* WHAT YOU HAVE TO DO
Where the records hold the string "icon", show the whole line it sits on.

[Website and app data records]
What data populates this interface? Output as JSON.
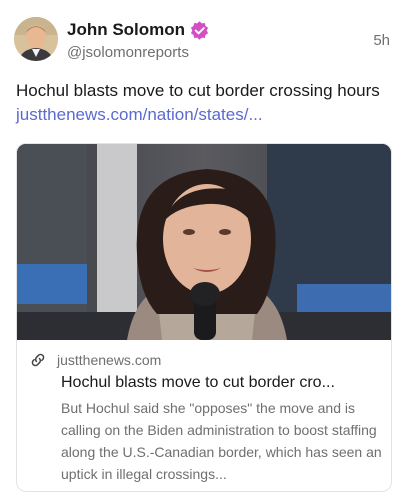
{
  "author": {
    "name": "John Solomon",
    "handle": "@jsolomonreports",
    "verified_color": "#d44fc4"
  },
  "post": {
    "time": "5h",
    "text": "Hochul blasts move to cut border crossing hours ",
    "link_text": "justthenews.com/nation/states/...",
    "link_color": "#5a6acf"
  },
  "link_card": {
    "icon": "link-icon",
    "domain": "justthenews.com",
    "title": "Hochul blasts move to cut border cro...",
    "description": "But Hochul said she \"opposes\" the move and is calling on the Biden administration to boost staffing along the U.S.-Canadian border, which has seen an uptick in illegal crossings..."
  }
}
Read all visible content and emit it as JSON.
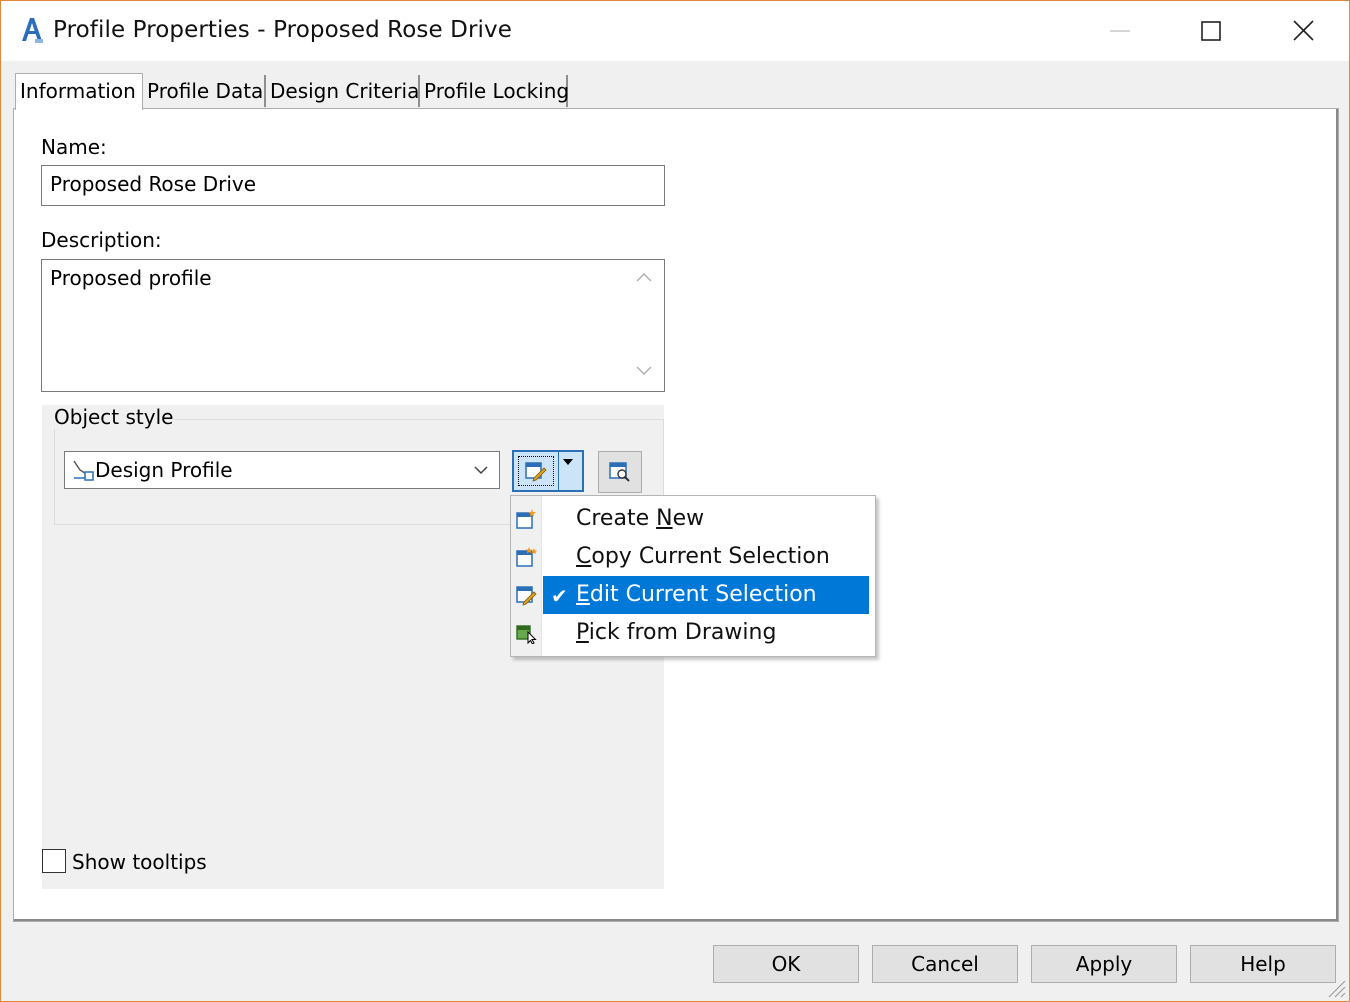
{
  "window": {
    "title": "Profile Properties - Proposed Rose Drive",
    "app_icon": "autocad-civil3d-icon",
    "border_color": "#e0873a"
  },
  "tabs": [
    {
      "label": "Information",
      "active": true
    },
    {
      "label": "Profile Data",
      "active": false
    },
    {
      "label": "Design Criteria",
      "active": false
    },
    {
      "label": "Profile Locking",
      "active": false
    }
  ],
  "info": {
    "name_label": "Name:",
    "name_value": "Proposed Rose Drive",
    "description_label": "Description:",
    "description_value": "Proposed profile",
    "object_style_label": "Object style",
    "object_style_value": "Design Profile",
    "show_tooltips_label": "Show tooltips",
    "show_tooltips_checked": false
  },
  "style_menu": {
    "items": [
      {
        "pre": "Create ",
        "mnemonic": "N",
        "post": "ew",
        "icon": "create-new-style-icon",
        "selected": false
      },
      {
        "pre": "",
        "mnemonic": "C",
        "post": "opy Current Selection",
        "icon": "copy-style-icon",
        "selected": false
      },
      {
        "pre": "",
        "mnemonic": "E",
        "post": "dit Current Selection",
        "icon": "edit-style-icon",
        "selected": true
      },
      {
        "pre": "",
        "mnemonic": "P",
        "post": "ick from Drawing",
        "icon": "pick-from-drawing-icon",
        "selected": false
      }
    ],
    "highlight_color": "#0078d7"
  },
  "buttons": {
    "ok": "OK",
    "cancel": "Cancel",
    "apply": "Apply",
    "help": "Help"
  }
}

* PROBLEM SOLUTION
    "icon": "link-icon",
    "app_icon": "autocad-civil3d-icon",
        "icon": "create-new-style-icon",
        "icon": "copy-style-icon",
        "icon": "edit-style-icon",
        "icon": "pick-from-drawing-icon",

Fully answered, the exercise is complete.